“If you fail to plan, you are planning to fail.” – Benjamin Franklin
While this saying is hundreds of years old, it still rings true today. Annual planning is an important part of growing and managing a business. And it’s critical that every year as you work on a business plan or sales plan for your organization, you also include an annual marketing plan.
A marketing plan is a document that outlines your marketing efforts for a time period, typically for the year. It is essentially your marketing roadmap, with goals, budget, marketing tactics and more. Your marketing plan must be guided by your overall marketing strategy.
You need a marketing strategy that defines who your business is (or who you want it to be), your unique value proposition, and your messaging – and the marketing plan is the blueprint on how to execute that strategy. It is the link between the strategy and the final results.
You need to have marketing goals that you set and measure, so you know if your marketing efforts are working or not. And if your advertising or sales tactics are not working, this tracking and measuring of your goals allows you to correct or change your tactics in a timely manner. Without a plan and goals, you could be wasting time, and money, on marketing efforts and not even know it. A marketing plan allows you to focus on areas with a high return on investment, or areas you know will work to drive leads or sales. This helps you manage your limited resources. And a marketing plan lets you be proactive to market conditions or competitors, instead of simply being reactive.

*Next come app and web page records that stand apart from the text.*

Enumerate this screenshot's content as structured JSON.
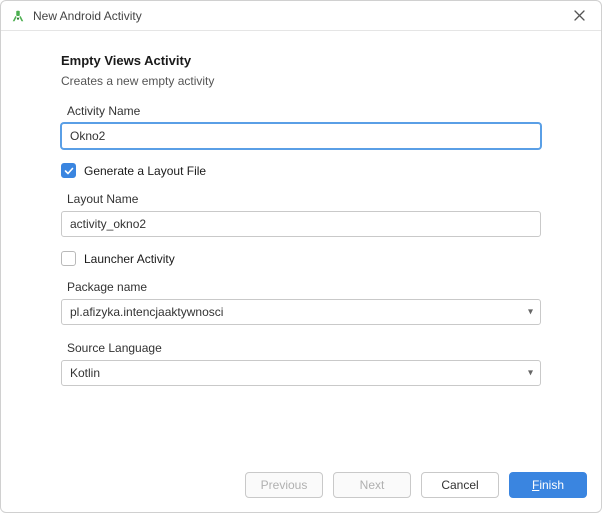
{
  "window": {
    "title": "New Android Activity"
  },
  "header": {
    "title": "Empty Views Activity",
    "subtitle": "Creates a new empty activity"
  },
  "fields": {
    "activityName": {
      "label": "Activity Name",
      "value": "Okno2"
    },
    "generateLayout": {
      "label": "Generate a Layout File",
      "checked": true
    },
    "layoutName": {
      "label": "Layout Name",
      "value": "activity_okno2"
    },
    "launcherActivity": {
      "label": "Launcher Activity",
      "checked": false
    },
    "packageName": {
      "label": "Package name",
      "value": "pl.afizyka.intencjaaktywnosci"
    },
    "sourceLanguage": {
      "label": "Source Language",
      "value": "Kotlin"
    }
  },
  "buttons": {
    "previous": "Previous",
    "next": "Next",
    "cancel": "Cancel",
    "finish": "Finish"
  }
}
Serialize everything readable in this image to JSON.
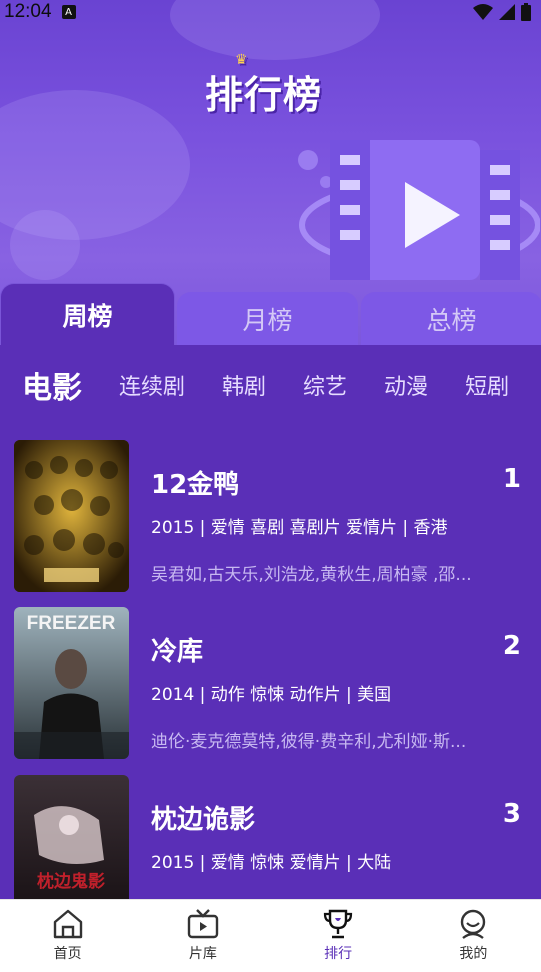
{
  "status_bar": {
    "time": "12:04"
  },
  "header": {
    "title": "排行榜"
  },
  "period_tabs": [
    {
      "label": "周榜",
      "active": true
    },
    {
      "label": "月榜",
      "active": false
    },
    {
      "label": "总榜",
      "active": false
    }
  ],
  "categories": [
    {
      "label": "电影",
      "active": true
    },
    {
      "label": "连续剧"
    },
    {
      "label": "韩剧"
    },
    {
      "label": "综艺"
    },
    {
      "label": "动漫"
    },
    {
      "label": "短剧"
    }
  ],
  "movies": [
    {
      "title": "12金鸭",
      "rank": "1",
      "meta": "2015 | 爱情 喜剧 喜剧片 爱情片 | 香港",
      "cast": "吴君如,古天乐,刘浩龙,黄秋生,周柏豪 ,邵..."
    },
    {
      "title": "冷库",
      "rank": "2",
      "meta": "2014 | 动作 惊悚 动作片 | 美国",
      "cast": "迪伦·麦克德莫特,彼得·费辛利,尤利娅·斯..."
    },
    {
      "title": "枕边诡影",
      "rank": "3",
      "meta": "2015 | 爱情 惊悚 爱情片 | 大陆",
      "cast": ""
    }
  ],
  "poster_text": {
    "freezer": "FREEZER",
    "third": "枕边鬼影"
  },
  "bottom_nav": [
    {
      "label": "首页",
      "icon": "home-icon"
    },
    {
      "label": "片库",
      "icon": "tv-icon"
    },
    {
      "label": "排行",
      "icon": "trophy-icon",
      "active": true
    },
    {
      "label": "我的",
      "icon": "user-icon"
    }
  ],
  "colors": {
    "accent": "#5a2fb7",
    "tab_inactive": "#7d58e6",
    "hero": "#7a52de"
  }
}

When you create a marketing plan, you must treat it like a living document that may need to change as market conditions change. You may also need to alter it as you start measuring the results of your marketing efforts – if something is not meeting your goals, it’s time to switch tactics.

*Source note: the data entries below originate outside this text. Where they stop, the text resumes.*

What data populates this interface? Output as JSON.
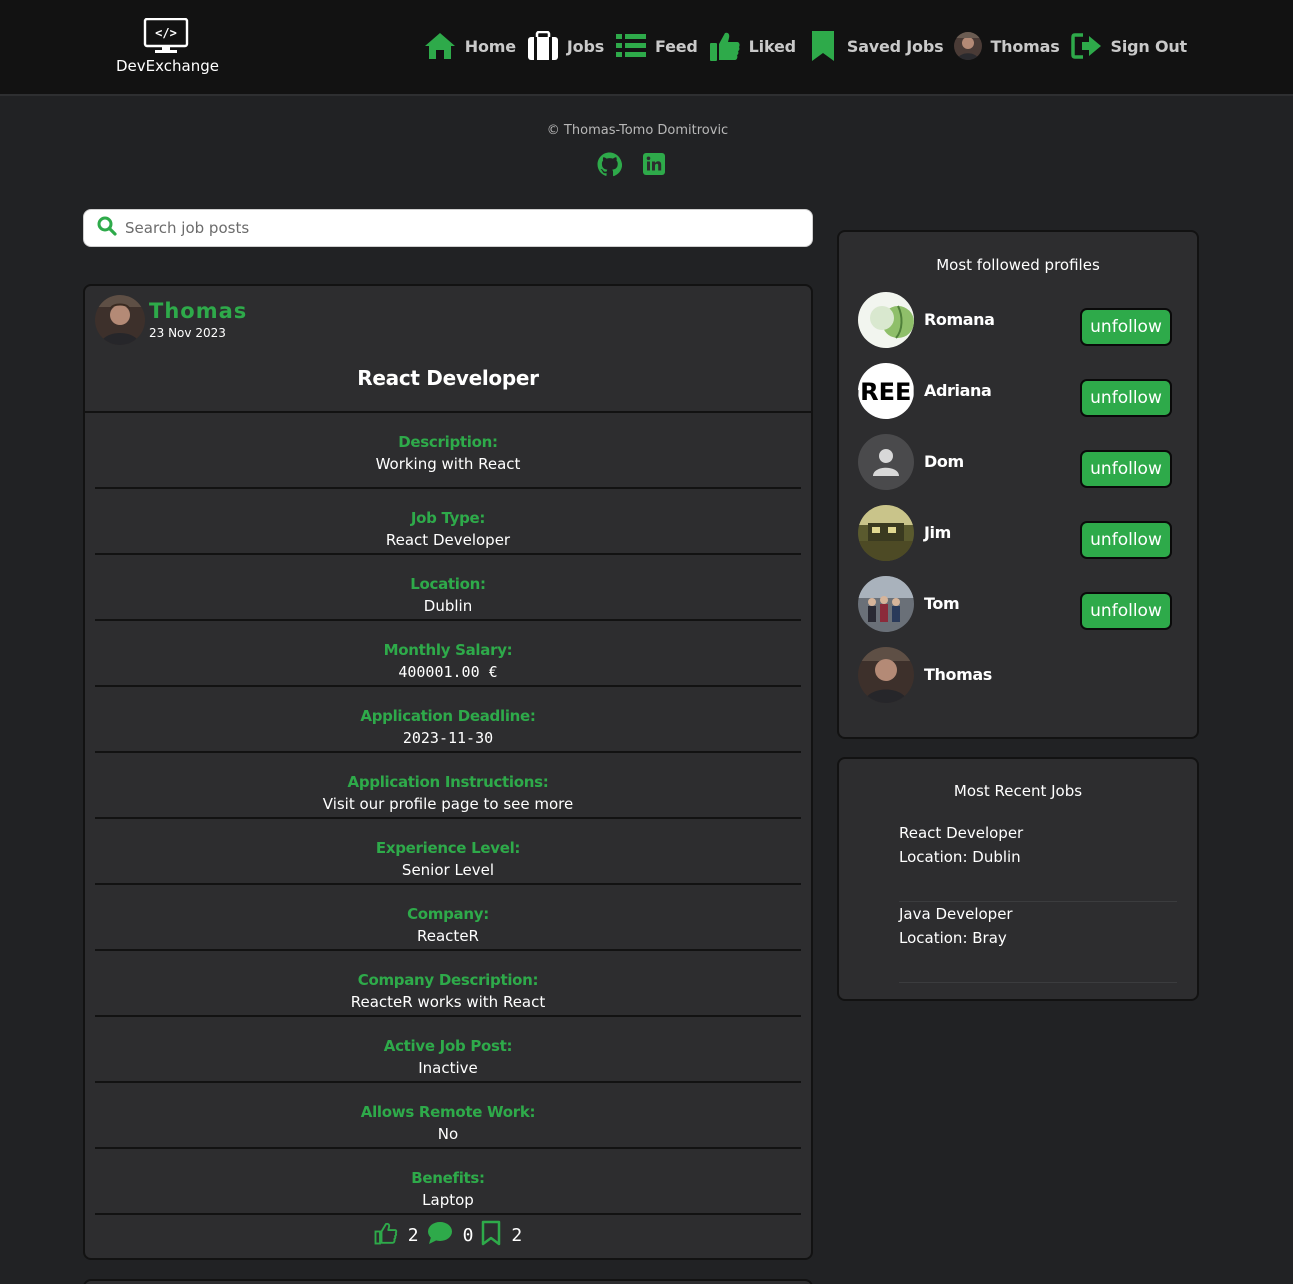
{
  "brand": {
    "name": "DevExchange",
    "logo_icon": "code-monitor-icon"
  },
  "nav": {
    "home": "Home",
    "jobs": "Jobs",
    "feed": "Feed",
    "liked": "Liked",
    "saved_jobs": "Saved Jobs",
    "profile": "Thomas",
    "sign_out": "Sign Out"
  },
  "footer": {
    "copyright": "© Thomas-Tomo Domitrovic",
    "social": [
      "github-icon",
      "linkedin-icon"
    ]
  },
  "search": {
    "placeholder": "Search job posts",
    "value": ""
  },
  "post": {
    "author": "Thomas",
    "date": "23 Nov 2023",
    "title": "React Developer",
    "fields": [
      {
        "label": "Description:",
        "value": "Working with React"
      },
      {
        "label": "Job Type:",
        "value": "React Developer"
      },
      {
        "label": "Location:",
        "value": "Dublin"
      },
      {
        "label": "Monthly Salary:",
        "value": "400001.00 €"
      },
      {
        "label": "Application Deadline:",
        "value": "2023-11-30"
      },
      {
        "label": "Application Instructions:",
        "value": "Visit our profile page to see more"
      },
      {
        "label": "Experience Level:",
        "value": "Senior Level"
      },
      {
        "label": "Company:",
        "value": "ReacteR"
      },
      {
        "label": "Company Description:",
        "value": "ReacteR works with React"
      },
      {
        "label": "Active Job Post:",
        "value": "Inactive"
      },
      {
        "label": "Allows Remote Work:",
        "value": "No"
      },
      {
        "label": "Benefits:",
        "value": "Laptop"
      }
    ],
    "likes": "2",
    "comments": "0",
    "saves": "2"
  },
  "most_followed": {
    "title": "Most followed profiles",
    "profiles": [
      {
        "name": "Romana",
        "button": "unfollow"
      },
      {
        "name": "Adriana",
        "button": "unfollow"
      },
      {
        "name": "Dom",
        "button": "unfollow"
      },
      {
        "name": "Jim",
        "button": "unfollow"
      },
      {
        "name": "Tom",
        "button": "unfollow"
      },
      {
        "name": "Thomas",
        "button": ""
      }
    ]
  },
  "recent_jobs": {
    "title": "Most Recent Jobs",
    "jobs": [
      {
        "title": "React Developer",
        "location": "Location: Dublin"
      },
      {
        "title": "Java Developer",
        "location": "Location: Bray"
      }
    ]
  },
  "colors": {
    "accent": "#2eaa4a",
    "background": "#212224",
    "card": "#2d2d2f",
    "navbar": "#121212"
  }
}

It should be created collaboratively with your whole marketing team and with input from any other department that is a stakeholder in marketing results, like the sales team.

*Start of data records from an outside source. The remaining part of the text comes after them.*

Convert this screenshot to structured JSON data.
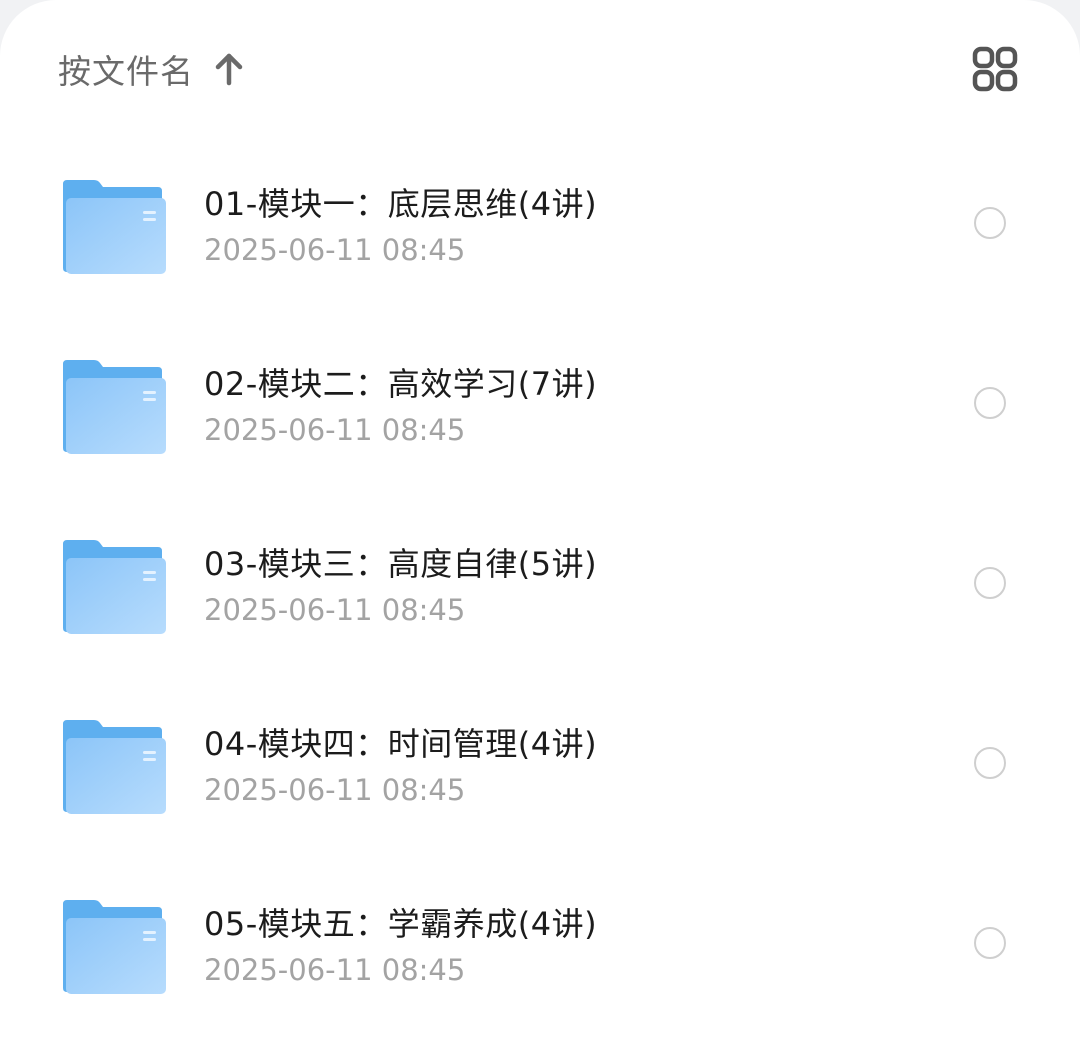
{
  "sort": {
    "label": "按文件名",
    "direction_icon": "arrow-up-icon"
  },
  "view_toggle": {
    "icon": "grid-view-icon"
  },
  "colors": {
    "folder_light": "#a8d3fb",
    "folder_dark": "#5eafef",
    "text_primary": "#1c1c1c",
    "text_secondary": "#a3a3a3",
    "radio_border": "#cfcfcf"
  },
  "files": [
    {
      "name": "01-模块一：底层思维(4讲)",
      "date": "2025-06-11 08:45",
      "icon": "folder-icon",
      "selected": false
    },
    {
      "name": "02-模块二：高效学习(7讲)",
      "date": "2025-06-11 08:45",
      "icon": "folder-icon",
      "selected": false
    },
    {
      "name": "03-模块三：高度自律(5讲)",
      "date": "2025-06-11 08:45",
      "icon": "folder-icon",
      "selected": false
    },
    {
      "name": "04-模块四：时间管理(4讲)",
      "date": "2025-06-11 08:45",
      "icon": "folder-icon",
      "selected": false
    },
    {
      "name": "05-模块五：学霸养成(4讲)",
      "date": "2025-06-11 08:45",
      "icon": "folder-icon",
      "selected": false
    }
  ]
}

A marketing plan needs to be constantly reviewed (monthly or quarterly – the timing will depend on your sales cycle). You must always be measuring your goals and keeping track of your budget. It won’t do you any good if you wait until the end of the year and realize you’re over budget and didn’t reach any of your goals. Reviewing your marketing plan at a set timeframe gives you a chance to correct your plan before it’s too late.
There are 5 main areas in your annual marketing plan:
1. Marketing Goals
2. Customer Profiles and Journeys
3. Marketing Budget
4. Marketing Tactics
5. Content or Campaign Calendar
You need to set marketing goals that align with and support your overall business goals. Your goals need to be specific, measurable and have a defined timeframe. What the actual goals are will vary depending on your business or objectives, but could be something like: website impressions, leads, sales, social media followers or email subscribers.
Your marketing plan should also include your ideal customer profile. This will help you determine the tactics and channels you need to reach your ideal customer, as well as how to craft your messaging. (Learn more about how to create customer personas here.)
As part of discovering your ideal customer, you also want to map out customer journeys in your marketing plan. You could have a few journeys depending on your products or services and customer profiles. A customer journey helps you answer important questions that will guide your marketing efforts, like:
An overall marketing budget needs to be set and should also be broken down by tactic or channel. For example, having a budget for Google ads, social media ads, influencer marketing, website development, etc. The more granular you can get with your budget, the better you can track it and see the return on investment each channel is getting. Google ads might create a lot of contacts that lead to sales, but you need to ensure your cost of acquisition for that channel is not more than your profit margin on a sale.
A big part of your marketing plan are the tactics and channels that you are going to use to reach customers and get your message out. This could anything from SEO, social media, brochures, Google ads or an e-newsletter. Your tactics will all depend on your marketing strategy and your customer profiles and customer journeys. The tactics will also be influenced by your marketing budget. You may have limited budget and need to focus on areas that get a lot of leads or have a high ROI. This is another reason that consistent review is important – if a tactic is over or under-performing, it’s crucial to reallocate budget appropriately based on on-going results.
This calendar maps out when you will be running specific campaigns or creating content to release on your website or social channels. Campaigns would include any tactics or channels (such as emails, social ads) that you will be using, what you’ll be promoting or your key messages, along with a timeframe and budget. You should also have campaign goals, tied to your overall marketing goals. The cadence of your campaign calendar depends on your marketing strategy or sales cycle – some people use monthly ones, bi-monthly or quarterly campaigns. Planning your content calendar in advance allows you to create content in a timely manner, so it’s not rushed and is of high quality. It helps you manage your team resources, especially if you have certain campaigns that might require more effort. A campaign and content calendar needs to be reviewed and revised as needed, based on results, any changing market conditions, competitive analysis or even just feedback from your customers on what they need to help them on their buying journey.
If you need help creating your marketing strategy or developing an annual marketing plan, we can help. We work with many businesses to define their strategy, lay out plans and even handle the execution of the marketing tactics involved.Let's Talk!